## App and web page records
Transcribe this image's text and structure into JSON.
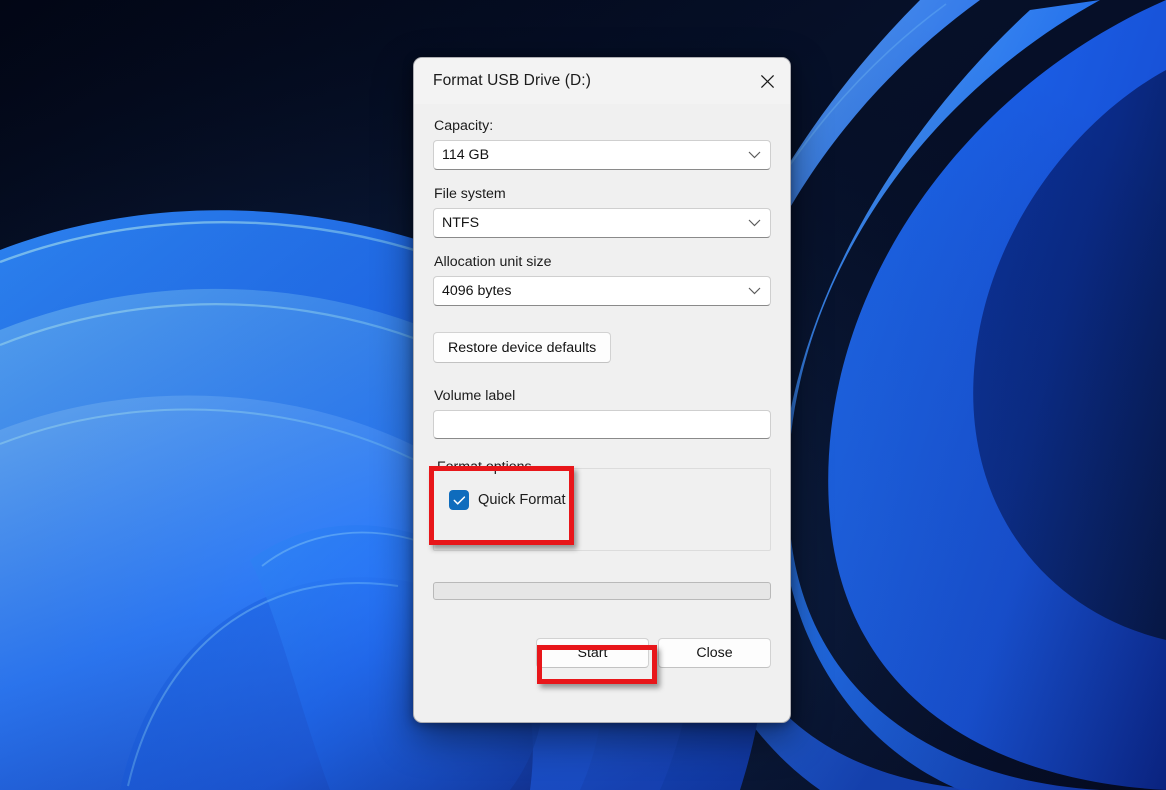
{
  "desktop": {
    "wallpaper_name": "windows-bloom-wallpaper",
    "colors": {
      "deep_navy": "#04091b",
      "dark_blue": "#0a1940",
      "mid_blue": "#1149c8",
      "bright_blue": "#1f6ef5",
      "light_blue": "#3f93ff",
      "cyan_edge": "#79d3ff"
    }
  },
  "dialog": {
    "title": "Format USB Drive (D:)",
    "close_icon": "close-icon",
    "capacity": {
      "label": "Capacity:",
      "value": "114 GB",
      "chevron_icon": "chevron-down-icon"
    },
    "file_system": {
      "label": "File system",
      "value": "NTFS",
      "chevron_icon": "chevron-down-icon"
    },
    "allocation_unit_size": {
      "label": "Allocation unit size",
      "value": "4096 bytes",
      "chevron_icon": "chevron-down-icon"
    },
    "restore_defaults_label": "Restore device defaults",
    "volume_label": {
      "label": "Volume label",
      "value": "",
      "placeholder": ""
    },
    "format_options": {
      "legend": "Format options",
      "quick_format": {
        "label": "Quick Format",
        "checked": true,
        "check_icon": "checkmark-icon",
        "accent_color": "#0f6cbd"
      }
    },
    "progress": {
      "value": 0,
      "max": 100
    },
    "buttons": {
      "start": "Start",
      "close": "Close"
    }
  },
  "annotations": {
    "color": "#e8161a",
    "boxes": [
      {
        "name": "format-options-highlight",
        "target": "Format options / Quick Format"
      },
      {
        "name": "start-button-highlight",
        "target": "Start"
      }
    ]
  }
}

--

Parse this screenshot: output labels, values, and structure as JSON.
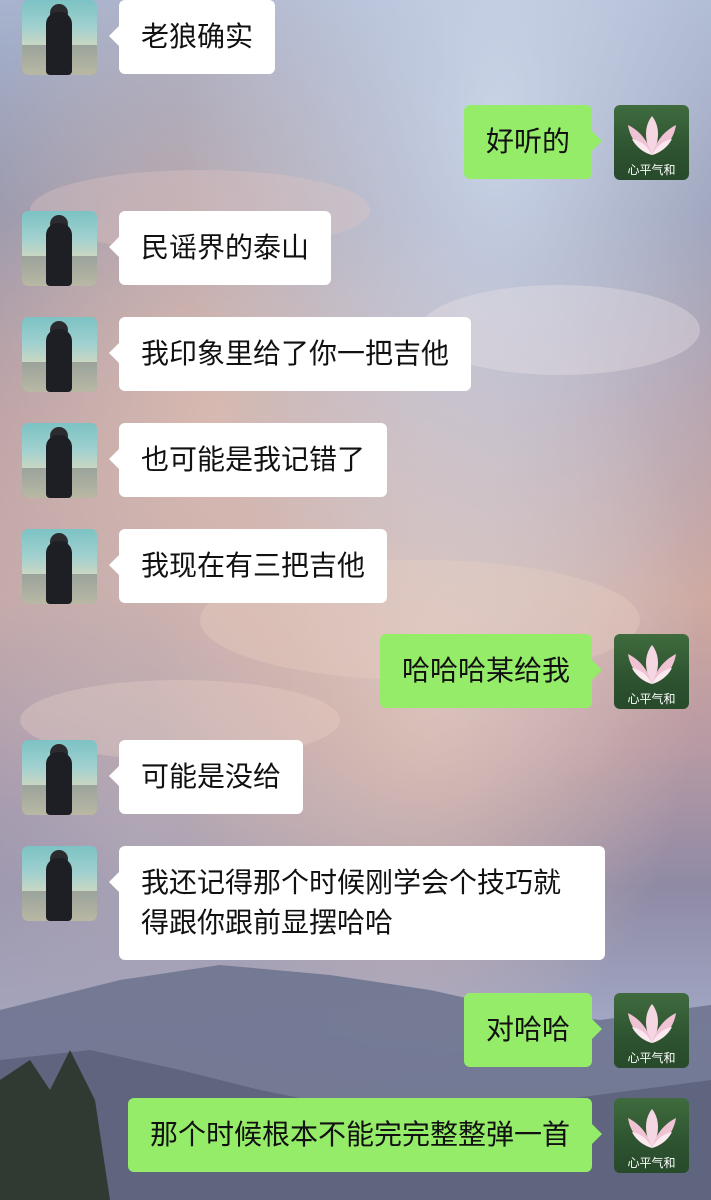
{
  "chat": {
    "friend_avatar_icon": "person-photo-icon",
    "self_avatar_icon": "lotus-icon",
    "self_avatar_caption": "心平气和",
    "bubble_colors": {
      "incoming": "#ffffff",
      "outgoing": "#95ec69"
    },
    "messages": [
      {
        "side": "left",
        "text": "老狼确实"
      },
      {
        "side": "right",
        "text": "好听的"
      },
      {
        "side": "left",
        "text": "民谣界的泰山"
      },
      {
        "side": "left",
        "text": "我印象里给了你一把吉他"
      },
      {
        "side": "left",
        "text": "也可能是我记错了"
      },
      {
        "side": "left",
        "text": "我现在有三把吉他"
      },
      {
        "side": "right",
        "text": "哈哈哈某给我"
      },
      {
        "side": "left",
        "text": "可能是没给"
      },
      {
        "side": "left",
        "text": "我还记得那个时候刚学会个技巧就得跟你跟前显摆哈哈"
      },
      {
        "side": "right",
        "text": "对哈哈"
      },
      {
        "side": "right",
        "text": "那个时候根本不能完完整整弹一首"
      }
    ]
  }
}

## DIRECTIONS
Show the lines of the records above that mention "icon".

## TASK OUTPUT
    "close_icon": "close-icon",
      "chevron_icon": "chevron-down-icon"
      "chevron_icon": "chevron-down-icon"
      "chevron_icon": "chevron-down-icon"
        "check_icon": "checkmark-icon",
    "friend_avatar_icon": "person-photo-icon",
    "self_avatar_icon": "lotus-icon",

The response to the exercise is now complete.